The cover and title can say a lot about a book. In his mindfully conceived cover illustration, Sydney Smith places the paper crane in the forefront of the image: it is a symbol of hope that lights up the narrative and finds its way into even the darkest cracks and corners of this beautifully written story about two eleven-year-old kids trying to navigate life’s ‘slings and arrows’.
If only they could make one thousand cranes, then everything would end up alright. That’s what Tom and Zofia feel anyway. But how can you make things alright when you have a raging storm of an only daughter with a single dad and a traumatised only son of a single mum, thrust together into a blended family, and a baby on the way? It’s a lot to contemplate isn’t it?
Told in the alternating voices of Zofia and Tom, The Light in Everything explores the intricacies and complexities of family relationships and how the protagonists navigate their way through darkness into the light, gaining greater insight into themselves and others along the way.
Set in an old cottage by the sea, Balen makes use of the forces of nature to capture aspects of her character’s personalities as well as a sense of renewal through the ever-changing seasons and ebb and flow of the tides.
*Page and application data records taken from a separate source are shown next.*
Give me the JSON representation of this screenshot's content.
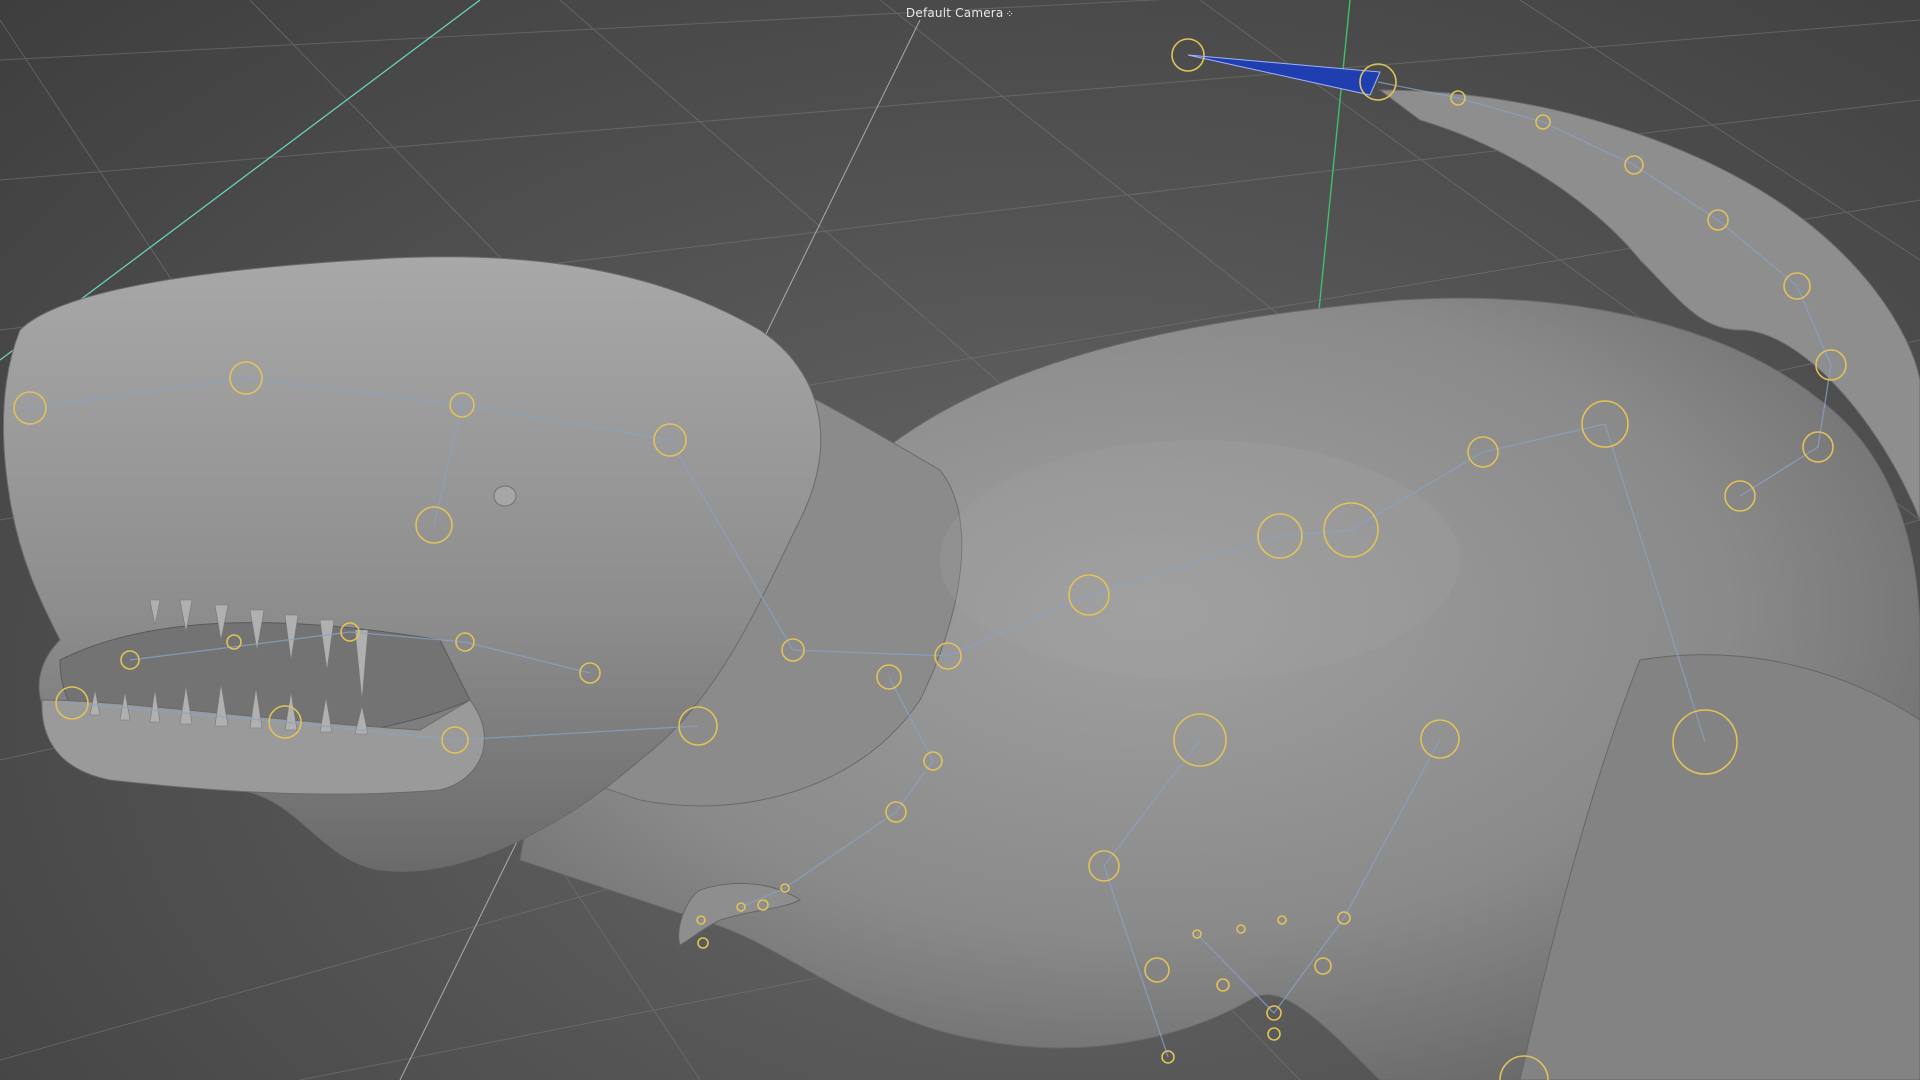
{
  "viewport": {
    "camera_label": "Default Camera",
    "camera_icon": "camera-settings-icon"
  },
  "colors": {
    "background": "#555555",
    "grid": "#7a7a7a",
    "axis_x": "#c04040",
    "axis_y": "#3fbf6a",
    "axis_z": "#6fd6c4",
    "joint": "#e1c25a",
    "bone": "#8aa2c8",
    "selected_bone": "#1f3fb0",
    "mesh": "#8d8d8d"
  },
  "scene": {
    "object": "t-rex-mesh",
    "rig": "skeleton-joints"
  }
}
Her beautiful use of language paints pictures with the environment and its characters, allowing the reader to get beneath the skin of her young characters as they evolve and grow with the narrative.
A terrific read that will grab readers from the outset and keep them reading until the end.
Reviewed by Mem Capp